◆ **Dataset rows for apps and sites**

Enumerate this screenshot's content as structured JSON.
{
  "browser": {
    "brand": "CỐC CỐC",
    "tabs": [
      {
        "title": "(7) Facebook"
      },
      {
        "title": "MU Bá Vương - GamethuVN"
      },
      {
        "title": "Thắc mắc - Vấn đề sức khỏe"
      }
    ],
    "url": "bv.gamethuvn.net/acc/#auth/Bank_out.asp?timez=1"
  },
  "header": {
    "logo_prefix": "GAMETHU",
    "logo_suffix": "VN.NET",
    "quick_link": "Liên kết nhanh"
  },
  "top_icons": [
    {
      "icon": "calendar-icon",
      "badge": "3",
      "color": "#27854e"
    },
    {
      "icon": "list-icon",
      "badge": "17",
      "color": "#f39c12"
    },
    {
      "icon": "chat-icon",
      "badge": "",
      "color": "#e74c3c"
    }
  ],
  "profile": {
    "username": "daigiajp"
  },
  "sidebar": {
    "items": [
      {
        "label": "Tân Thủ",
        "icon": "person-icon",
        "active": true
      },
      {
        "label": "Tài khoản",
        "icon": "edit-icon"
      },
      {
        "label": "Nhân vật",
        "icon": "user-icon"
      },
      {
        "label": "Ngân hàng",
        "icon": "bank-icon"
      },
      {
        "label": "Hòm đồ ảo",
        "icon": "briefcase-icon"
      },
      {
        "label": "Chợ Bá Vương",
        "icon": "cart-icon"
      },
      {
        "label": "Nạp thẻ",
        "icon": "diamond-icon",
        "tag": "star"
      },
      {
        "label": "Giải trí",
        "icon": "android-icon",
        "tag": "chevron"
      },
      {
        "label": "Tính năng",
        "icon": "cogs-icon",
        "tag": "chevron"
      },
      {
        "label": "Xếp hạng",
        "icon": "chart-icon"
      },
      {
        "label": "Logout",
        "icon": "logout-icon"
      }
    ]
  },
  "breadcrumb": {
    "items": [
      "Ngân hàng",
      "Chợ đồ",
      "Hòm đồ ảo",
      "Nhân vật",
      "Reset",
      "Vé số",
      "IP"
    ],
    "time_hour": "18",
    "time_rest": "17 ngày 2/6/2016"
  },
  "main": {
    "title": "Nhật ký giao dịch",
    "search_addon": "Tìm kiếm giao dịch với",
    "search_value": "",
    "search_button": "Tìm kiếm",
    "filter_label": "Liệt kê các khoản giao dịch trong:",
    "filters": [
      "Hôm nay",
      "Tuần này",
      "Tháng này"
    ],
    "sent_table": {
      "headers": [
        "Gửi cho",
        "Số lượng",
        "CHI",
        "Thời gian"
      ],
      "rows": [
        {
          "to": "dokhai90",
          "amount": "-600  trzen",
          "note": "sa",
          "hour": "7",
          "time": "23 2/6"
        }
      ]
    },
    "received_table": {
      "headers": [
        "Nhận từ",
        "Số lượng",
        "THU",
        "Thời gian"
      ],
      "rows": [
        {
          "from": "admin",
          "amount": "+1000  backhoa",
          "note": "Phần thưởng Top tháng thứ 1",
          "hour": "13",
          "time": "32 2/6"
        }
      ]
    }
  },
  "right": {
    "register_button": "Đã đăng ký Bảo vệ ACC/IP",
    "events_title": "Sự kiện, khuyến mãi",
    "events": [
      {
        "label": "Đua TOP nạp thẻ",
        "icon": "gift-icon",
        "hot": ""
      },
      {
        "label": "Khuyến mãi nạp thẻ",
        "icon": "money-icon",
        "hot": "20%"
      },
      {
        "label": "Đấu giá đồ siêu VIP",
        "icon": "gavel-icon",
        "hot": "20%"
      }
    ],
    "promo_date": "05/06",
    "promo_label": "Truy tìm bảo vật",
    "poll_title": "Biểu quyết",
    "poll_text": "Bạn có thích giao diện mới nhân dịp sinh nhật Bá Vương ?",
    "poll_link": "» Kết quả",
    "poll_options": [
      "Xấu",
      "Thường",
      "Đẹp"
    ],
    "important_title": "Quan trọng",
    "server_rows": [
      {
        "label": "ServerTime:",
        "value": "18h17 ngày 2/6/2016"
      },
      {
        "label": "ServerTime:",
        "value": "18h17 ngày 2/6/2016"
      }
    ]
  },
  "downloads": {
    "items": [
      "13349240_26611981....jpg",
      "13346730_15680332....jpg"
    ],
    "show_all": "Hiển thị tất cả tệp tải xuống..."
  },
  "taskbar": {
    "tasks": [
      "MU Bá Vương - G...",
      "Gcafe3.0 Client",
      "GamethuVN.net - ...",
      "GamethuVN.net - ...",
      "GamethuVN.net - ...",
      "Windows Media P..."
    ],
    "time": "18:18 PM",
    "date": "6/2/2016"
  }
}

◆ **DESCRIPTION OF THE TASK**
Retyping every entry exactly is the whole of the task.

◆ **OUTPUT FOR THIS EXERCISE**
Enumerate this screenshot's content as structured JSON.
{
  "browser": {
    "brand": "CỐC CỐC",
    "tabs": [
      {
        "title": "(7) Facebook"
      },
      {
        "title": "MU Bá Vương - GamethuVN"
      },
      {
        "title": "Thắc mắc - Vấn đề sức khỏe"
      }
    ],
    "url": "bv.gamethuvn.net/acc/#auth/Bank_out.asp?timez=1"
  },
  "header": {
    "logo_prefix": "GAMETHU",
    "logo_suffix": "VN.NET",
    "quick_link": "Liên kết nhanh"
  },
  "top_icons": [
    {
      "icon": "calendar-icon",
      "badge": "3",
      "color": "#27854e"
    },
    {
      "icon": "list-icon",
      "badge": "17",
      "color": "#f39c12"
    },
    {
      "icon": "chat-icon",
      "badge": "",
      "color": "#e74c3c"
    }
  ],
  "profile": {
    "username": "daigiajp"
  },
  "sidebar": {
    "items": [
      {
        "label": "Tân Thủ",
        "icon": "person-icon",
        "active": true
      },
      {
        "label": "Tài khoản",
        "icon": "edit-icon"
      },
      {
        "label": "Nhân vật",
        "icon": "user-icon"
      },
      {
        "label": "Ngân hàng",
        "icon": "bank-icon"
      },
      {
        "label": "Hòm đồ ảo",
        "icon": "briefcase-icon"
      },
      {
        "label": "Chợ Bá Vương",
        "icon": "cart-icon"
      },
      {
        "label": "Nạp thẻ",
        "icon": "diamond-icon",
        "tag": "star"
      },
      {
        "label": "Giải trí",
        "icon": "android-icon",
        "tag": "chevron"
      },
      {
        "label": "Tính năng",
        "icon": "cogs-icon",
        "tag": "chevron"
      },
      {
        "label": "Xếp hạng",
        "icon": "chart-icon"
      },
      {
        "label": "Logout",
        "icon": "logout-icon"
      }
    ]
  },
  "breadcrumb": {
    "items": [
      "Ngân hàng",
      "Chợ đồ",
      "Hòm đồ ảo",
      "Nhân vật",
      "Reset",
      "Vé số",
      "IP"
    ],
    "time_hour": "18",
    "time_rest": "17 ngày 2/6/2016"
  },
  "main": {
    "title": "Nhật ký giao dịch",
    "search_addon": "Tìm kiếm giao dịch với",
    "search_value": "",
    "search_button": "Tìm kiếm",
    "filter_label": "Liệt kê các khoản giao dịch trong:",
    "filters": [
      "Hôm nay",
      "Tuần này",
      "Tháng này"
    ],
    "sent_table": {
      "headers": [
        "Gửi cho",
        "Số lượng",
        "CHI",
        "Thời gian"
      ],
      "rows": [
        {
          "to": "dokhai90",
          "amount": "-600  trzen",
          "note": "sa",
          "hour": "7",
          "time": "23 2/6"
        }
      ]
    },
    "received_table": {
      "headers": [
        "Nhận từ",
        "Số lượng",
        "THU",
        "Thời gian"
      ],
      "rows": [
        {
          "from": "admin",
          "amount": "+1000  backhoa",
          "note": "Phần thưởng Top tháng thứ 1",
          "hour": "13",
          "time": "32 2/6"
        }
      ]
    }
  },
  "right": {
    "register_button": "Đã đăng ký Bảo vệ ACC/IP",
    "events_title": "Sự kiện, khuyến mãi",
    "events": [
      {
        "label": "Đua TOP nạp thẻ",
        "icon": "gift-icon",
        "hot": ""
      },
      {
        "label": "Khuyến mãi nạp thẻ",
        "icon": "money-icon",
        "hot": "20%"
      },
      {
        "label": "Đấu giá đồ siêu VIP",
        "icon": "gavel-icon",
        "hot": "20%"
      }
    ],
    "promo_date": "05/06",
    "promo_label": "Truy tìm bảo vật",
    "poll_title": "Biểu quyết",
    "poll_text": "Bạn có thích giao diện mới nhân dịp sinh nhật Bá Vương ?",
    "poll_link": "» Kết quả",
    "poll_options": [
      "Xấu",
      "Thường",
      "Đẹp"
    ],
    "important_title": "Quan trọng",
    "server_rows": [
      {
        "label": "ServerTime:",
        "value": "18h17 ngày 2/6/2016"
      },
      {
        "label": "ServerTime:",
        "value": "18h17 ngày 2/6/2016"
      }
    ]
  },
  "downloads": {
    "items": [
      "13349240_26611981....jpg",
      "13346730_15680332....jpg"
    ],
    "show_all": "Hiển thị tất cả tệp tải xuống..."
  },
  "taskbar": {
    "tasks": [
      "MU Bá Vương - G...",
      "Gcafe3.0 Client",
      "GamethuVN.net - ...",
      "GamethuVN.net - ...",
      "GamethuVN.net - ...",
      "Windows Media P..."
    ],
    "time": "18:18 PM",
    "date": "6/2/2016"
  }
}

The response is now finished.